The first price fighter airline in Central Europe 6 september 2001 Slovakia has their own air carrier
6 September 2001 – SkyEurope Airlines was registered 11 September 2001 – World Trade Centre in New York became a heap of rubble The biggest crisis in the airline industry followed How would you feel standing in the shoes of C. Mandl and A. Skowronek?
Good idea to stopSave yourself going bankrupt Save your name Try again in 5 years time
The 11 Sept. attacks were a blessing in disguiseAeroplanes became cheaper to buyPilots were cheaperSlots were available at the main European airportsABN Amro wanted to finance SkyEurope
What was happening in the “air transport” industry Aeroplanes became cheaper (supplier power) Pilots became cheaper Slots were available at international airports like Schiphol and Orly (competitive rivalry) Demand diminished due to fear of flying (buyer power) Rail, ship and road transport grew (substitutes)
Threat of Entry (barriers) Economies of Scale – decline in unit cost of airtransport as the absolute volume per period increases Product differentiation – being the first, brand identification, customer loyalty Capital Requirements Switching costs – one time costs facing the buyer of switching from one supplier’s product to another’s Access to distribution channels Cost disadvantage independant of scale – locations, govt.

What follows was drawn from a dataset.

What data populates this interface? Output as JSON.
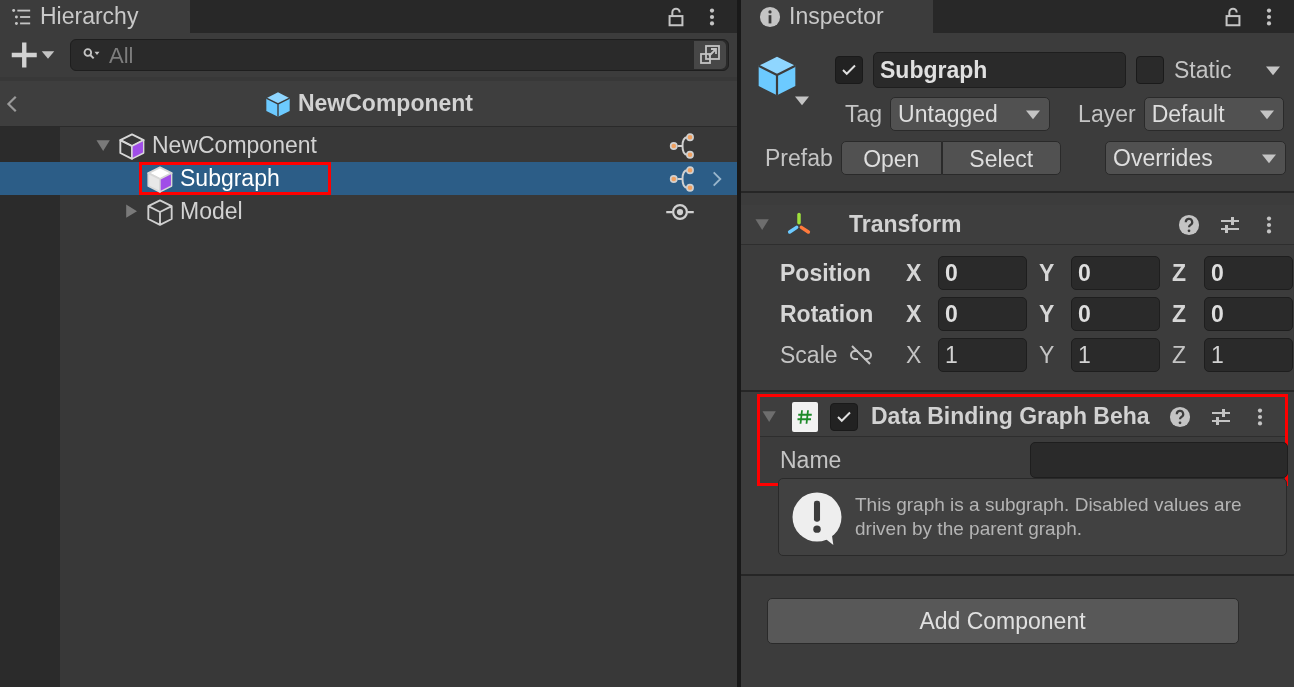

Subsidies, experience curve Government policy
Why start in Slovakia? after the split of Tsjecho-Slovakia in 1993, there was no national airline this meant no competition in the market (easy startup) there were no connections with main European hubs like Amsterdam, London and Paris no connection between Bratislava and Kosice (2nd city) while there was a demand Bratislava is 50 km. From Vienna (big flow of customers from Austria)